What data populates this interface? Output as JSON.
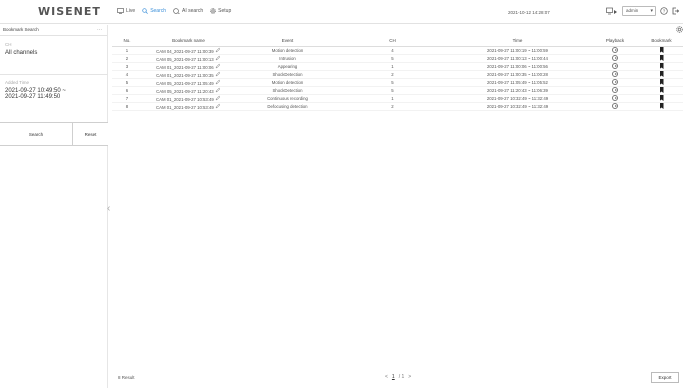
{
  "app": {
    "logo": "WISENET"
  },
  "menu": [
    {
      "label": "Live",
      "icon": "monitor-icon",
      "active": false
    },
    {
      "label": "Search",
      "icon": "search-icon",
      "active": true
    },
    {
      "label": "AI search",
      "icon": "ai-search-icon",
      "active": false
    },
    {
      "label": "Setup",
      "icon": "gear-icon",
      "active": false
    }
  ],
  "header": {
    "datetime": "2021-10-12 14:28:07",
    "user": "admin"
  },
  "sidebar": {
    "title": "Bookmark Search",
    "channel_label": "CH",
    "channel_value": "All channels",
    "time_label": "Added Time",
    "time_value_1": "2021-09-27 10:49:50 ~",
    "time_value_2": "2021-09-27 11:49:50",
    "search_button": "Search",
    "reset_button": "Reset"
  },
  "table": {
    "columns": [
      "No.",
      "Bookmark name",
      "Event",
      "CH",
      "Time",
      "Playback",
      "Bookmark"
    ],
    "rows": [
      {
        "no": "1",
        "name": "CAM 04_2021-09-27 11:00:39",
        "event": "Motion detection",
        "ch": "4",
        "time": "2021-09-27 11:00:19 ~ 11:00:59"
      },
      {
        "no": "2",
        "name": "CAM 05_2021-09-27 11:00:13",
        "event": "Intrusion",
        "ch": "5",
        "time": "2021-09-27 11:00:13 ~ 11:00:44"
      },
      {
        "no": "3",
        "name": "CAM 01_2021-09-27 11:00:06",
        "event": "Appearing",
        "ch": "1",
        "time": "2021-09-27 11:00:06 ~ 11:00:56"
      },
      {
        "no": "4",
        "name": "CAM 01_2021-09-27 11:00:35",
        "event": "ShockDetection",
        "ch": "2",
        "time": "2021-09-27 11:00:35 ~ 11:00:28"
      },
      {
        "no": "5",
        "name": "CAM 05_2021-09-27 11:05:49",
        "event": "Motion detection",
        "ch": "5",
        "time": "2021-09-27 11:05:49 ~ 11:05:52"
      },
      {
        "no": "6",
        "name": "CAM 05_2021-09-27 11:20:43",
        "event": "ShockDetection",
        "ch": "5",
        "time": "2021-09-27 11:20:43 ~ 11:06:39"
      },
      {
        "no": "7",
        "name": "CAM 01_2021-09-27 10:53:49",
        "event": "Continuous recording",
        "ch": "1",
        "time": "2021-09-27 10:32:49 ~ 11:32:49"
      },
      {
        "no": "8",
        "name": "CAM 01_2021-09-27 10:53:49",
        "event": "Defocusing detection",
        "ch": "2",
        "time": "2021-09-27 10:32:49 ~ 11:32:49"
      }
    ]
  },
  "footer": {
    "result": "8 Result",
    "pager_prev": "<",
    "pager_page": "1",
    "pager_total": "/ 1",
    "pager_next": ">",
    "export": "Export"
  }
}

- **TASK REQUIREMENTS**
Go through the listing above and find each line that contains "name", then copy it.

- **WRITTEN ANSWER**
      "Bookmark name",
        "name": "CAM 04_2021-09-27 11:00:39",
        "name": "CAM 05_2021-09-27 11:00:13",
        "name": "CAM 01_2021-09-27 11:00:06",
        "name": "CAM 01_2021-09-27 11:00:35",
        "name": "CAM 05_2021-09-27 11:05:49",
        "name": "CAM 05_2021-09-27 11:20:43",
        "name": "CAM 01_2021-09-27 10:53:49",
        "name": "CAM 01_2021-09-27 10:53:49",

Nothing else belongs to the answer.